If I may ask my realtor friends a simple question – how far would you go to make sure the owner of a property got the price and buyer s/he wanted? Would you leave a home to fall into utter disrepair for the sake of making it unattractive so it only sells to a developer? For years on end? It bothered me that in this economy where agents and companies are complaining about the decline of sales of any property, a house that could go for its asking price had it been kept up even in the loosest of terms, is left to the local wildlife. Even commercially, the price seems high (the land is zoned R 0-1, meaning you could run a business out of it). The ad on the website still talks about the 1.5 bathrooms and 2-car garage and even has an aerial photo of the garage, but again, it hasn’t existed in a few years. Now I even wonder aboout the “approximate” square footage.

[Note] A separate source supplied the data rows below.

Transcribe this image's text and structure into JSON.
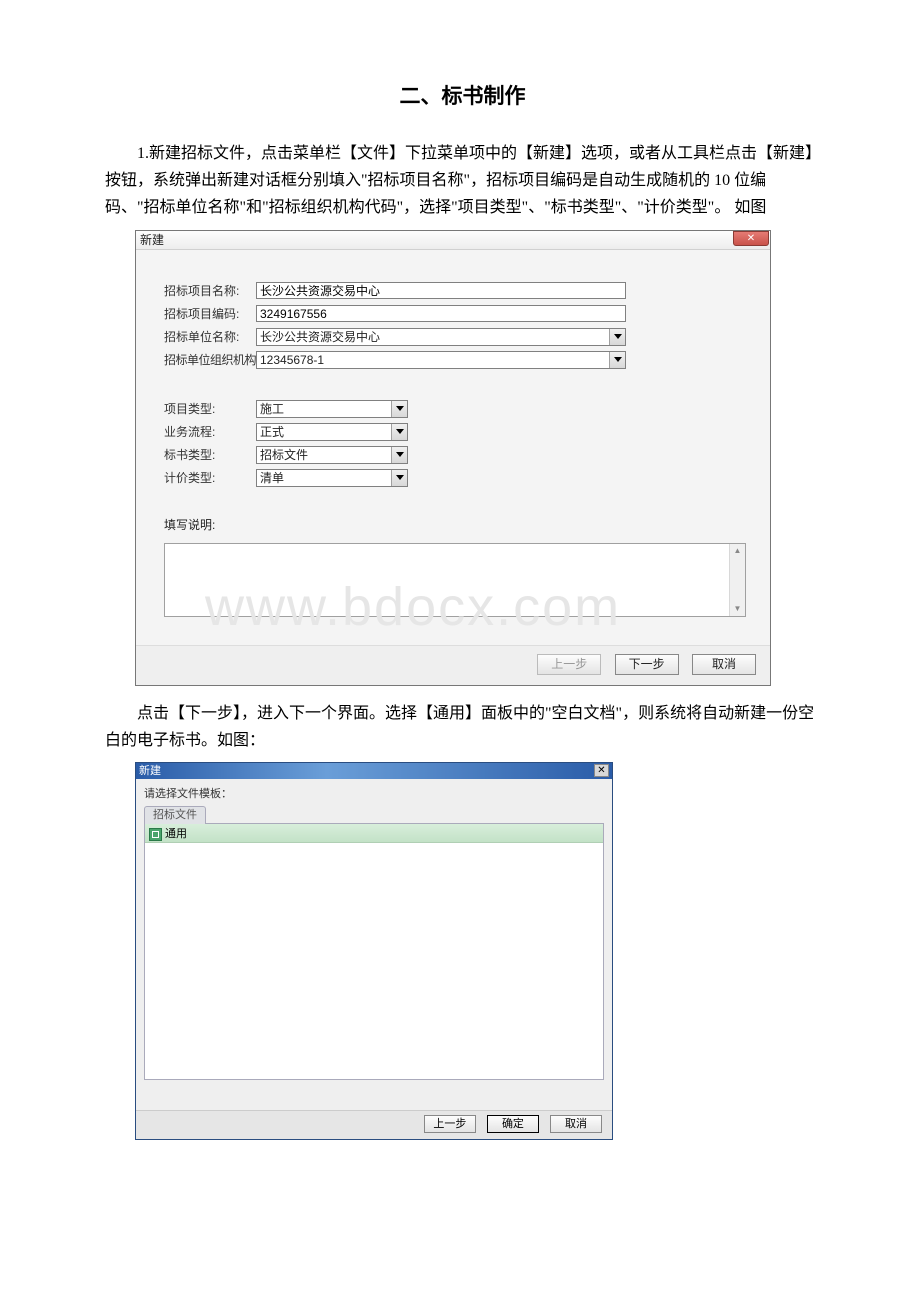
{
  "heading": "二、标书制作",
  "paragraph1": "1.新建招标文件，点击菜单栏【文件】下拉菜单项中的【新建】选项，或者从工具栏点击【新建】按钮，系统弹出新建对话框分别填入\"招标项目名称\"，招标项目编码是自动生成随机的 10 位编码、\"招标单位名称\"和\"招标组织机构代码\"，选择\"项目类型\"、\"标书类型\"、\"计价类型\"。 如图",
  "paragraph2": "点击【下一步】，进入下一个界面。选择【通用】面板中的\"空白文档\"，则系统将自动新建一份空白的电子标书。如图：",
  "watermark": "www.bdocx.com",
  "dialog1": {
    "title": "新建",
    "close": "✕",
    "labels": {
      "proj_name": "招标项目名称:",
      "proj_code": "招标项目编码:",
      "unit_name": "招标单位名称:",
      "unit_org": "招标单位组织机构",
      "proj_type": "项目类型:",
      "biz_flow": "业务流程:",
      "doc_type": "标书类型:",
      "price_type": "计价类型:",
      "notes": "填写说明:"
    },
    "values": {
      "proj_name": "长沙公共资源交易中心",
      "proj_code": "3249167556",
      "unit_name": "长沙公共资源交易中心",
      "unit_org": "12345678-1",
      "proj_type": "施工",
      "biz_flow": "正式",
      "doc_type": "招标文件",
      "price_type": "清单",
      "notes": ""
    },
    "buttons": {
      "prev": "上一步",
      "next": "下一步",
      "cancel": "取消"
    }
  },
  "dialog2": {
    "title": "新建",
    "close": "✕",
    "tmpl_label": "请选择文件模板：",
    "tabs": {
      "inactive": "招标文件"
    },
    "item": "通用",
    "buttons": {
      "prev": "上一步",
      "ok": "确定",
      "cancel": "取消"
    }
  }
}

The whole situation kinda pisses me off, but I can wait. I think I can get this house for close to what I want to pay for it so long as the owner and agent become realistic about selling it. If it’s only abut the land, as the house is being neglected, sell me the property for the price of the land, but don’t jack up the price to turn people off.
Maybe I’m way off about this, but I’d like a little advice from my peeps who sell dreams: how would you proceed?
UPDATE 9/8/2011: I discovered a few weeks ago that under a new Realtor, this house sold for $60,000. I’m heartsick that such a beautiful structure will be torn down and become an Allstate office. If the Realtor had been willing to at least entertain a reasonable price, instead of a flat out refusal to even speak to the Owner, a nice family could be moving in.